"For the record, this was our FULL joint statement," Heard wrote as a caption to the statement. "To pick [and] choose certain lines [and] quote them out of context, is not right. Women, stay strong."

Romper reached out to Rowling's reps for comment, but did not hear back immediately. And to be clear, Depp's attorney repeatedly denied all allegations of domestic violence in 2016, as Depp and Heard's divorce took over headlines and Heard filed a restraining order against the Pirates of the Caribbean actor. Depp's representative did not respond to Romper's request for additional comment.

Although Heard didn't address Rowling directly in her clapback, it's likely she was responding to both the Harry Potter author and others on the Fantastic Beasts team. After all, not only did Rowling defend Depp, but so did Fantastic Beasts director David Yates and Warner Bros as a whole. Their statements all largely focused on the portion of Depp and Heard's joint statement that read, "There was never an intent of physical or emotional harm."

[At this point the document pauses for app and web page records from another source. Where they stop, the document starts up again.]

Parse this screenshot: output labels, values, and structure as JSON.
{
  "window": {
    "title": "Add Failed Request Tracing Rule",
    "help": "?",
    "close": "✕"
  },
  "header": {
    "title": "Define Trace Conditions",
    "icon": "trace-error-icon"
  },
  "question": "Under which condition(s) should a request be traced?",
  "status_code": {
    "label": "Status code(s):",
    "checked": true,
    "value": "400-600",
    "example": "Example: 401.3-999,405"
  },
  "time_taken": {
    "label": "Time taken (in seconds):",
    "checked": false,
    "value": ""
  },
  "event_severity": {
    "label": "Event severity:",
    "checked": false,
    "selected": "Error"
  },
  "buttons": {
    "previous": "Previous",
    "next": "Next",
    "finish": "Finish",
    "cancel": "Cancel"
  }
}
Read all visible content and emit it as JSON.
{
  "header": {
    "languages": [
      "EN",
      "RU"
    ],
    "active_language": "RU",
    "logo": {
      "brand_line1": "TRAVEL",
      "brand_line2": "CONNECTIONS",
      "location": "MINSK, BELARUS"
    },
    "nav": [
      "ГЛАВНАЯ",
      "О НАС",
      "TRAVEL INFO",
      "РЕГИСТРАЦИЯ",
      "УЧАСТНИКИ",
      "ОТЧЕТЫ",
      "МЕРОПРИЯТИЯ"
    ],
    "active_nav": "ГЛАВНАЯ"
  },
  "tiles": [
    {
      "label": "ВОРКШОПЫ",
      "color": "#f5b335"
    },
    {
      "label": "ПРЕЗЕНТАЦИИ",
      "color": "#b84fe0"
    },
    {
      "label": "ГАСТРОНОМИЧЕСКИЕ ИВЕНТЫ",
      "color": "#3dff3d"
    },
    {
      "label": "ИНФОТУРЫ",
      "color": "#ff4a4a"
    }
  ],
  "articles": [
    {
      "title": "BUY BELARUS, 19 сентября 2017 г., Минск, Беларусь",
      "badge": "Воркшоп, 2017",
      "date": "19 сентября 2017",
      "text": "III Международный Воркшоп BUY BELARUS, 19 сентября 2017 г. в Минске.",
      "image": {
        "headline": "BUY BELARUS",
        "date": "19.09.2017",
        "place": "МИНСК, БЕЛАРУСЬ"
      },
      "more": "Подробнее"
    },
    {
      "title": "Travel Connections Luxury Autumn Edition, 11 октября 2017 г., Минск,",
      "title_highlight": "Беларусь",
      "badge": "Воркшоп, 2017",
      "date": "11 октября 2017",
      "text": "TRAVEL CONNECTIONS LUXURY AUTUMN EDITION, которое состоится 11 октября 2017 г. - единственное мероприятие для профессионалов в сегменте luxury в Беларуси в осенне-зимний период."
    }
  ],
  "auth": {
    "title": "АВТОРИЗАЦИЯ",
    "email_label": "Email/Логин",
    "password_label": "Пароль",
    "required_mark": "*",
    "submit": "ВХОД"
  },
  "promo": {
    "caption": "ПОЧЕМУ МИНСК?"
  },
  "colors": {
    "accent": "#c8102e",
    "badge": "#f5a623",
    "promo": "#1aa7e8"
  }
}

"This matter has been jointly addressed by both parties, in a statement in which they said 'there was never any intent of physical or emotional harm,'" Warner Bros said in a statement on Thursday, according to The Hollywood Reporter. "Based on the circumstances and the information available to us, we, along with the filmmakers, continue to support the decision to proceed with Johnny Depp."

Heard's response to Rowling and Warner Bros.' statements makes things perfectly clear. She's not asking the world not to employ Depp, nor is she asking for them to cast him aside for eternity. But in Warner Bros.' explanation for keeping Depp, the production essentially uses Heard's joint statement to discredit her. And if people are going to use Heard's own words in order to insinuate her allegations were a lie, the least they could do is include the entire statement.

Yes, Heard said there was no "intent of physical or emotional harm" — but both she and Depp also called the relationship "volatile" and insisted there had been no false allegations made. To use only one part of her statement is misleading.

In cases like this — where people cannot retroactively go back and get a peek at intimate details of Heard and Depp's relationship several years ago — there are undoubtedly going to be people who fall on both sides of the allegations. For Depp's daughter and ex-partners to release statements sharing their own personal experiences with Depp is a natural reaction (even if, of course, how one relationship played out doesn't necessarily predict how another will). And yes, employers will eventually go back and work with people accused of egregious acts.

But in this case, if Warner Bros. and Rowling are really intent on working with Depp again — a decision many fans have disapproved of — they could have simply stated that, due to their professional relationship with Depp and the lack of a court determination, they had decided to continue working with the actor. There was no need to imply lying on Heard's behalf or to use her words against her. And by choosing to do so, they've done a great disservice to victims of domestic violence and the women who look up to them.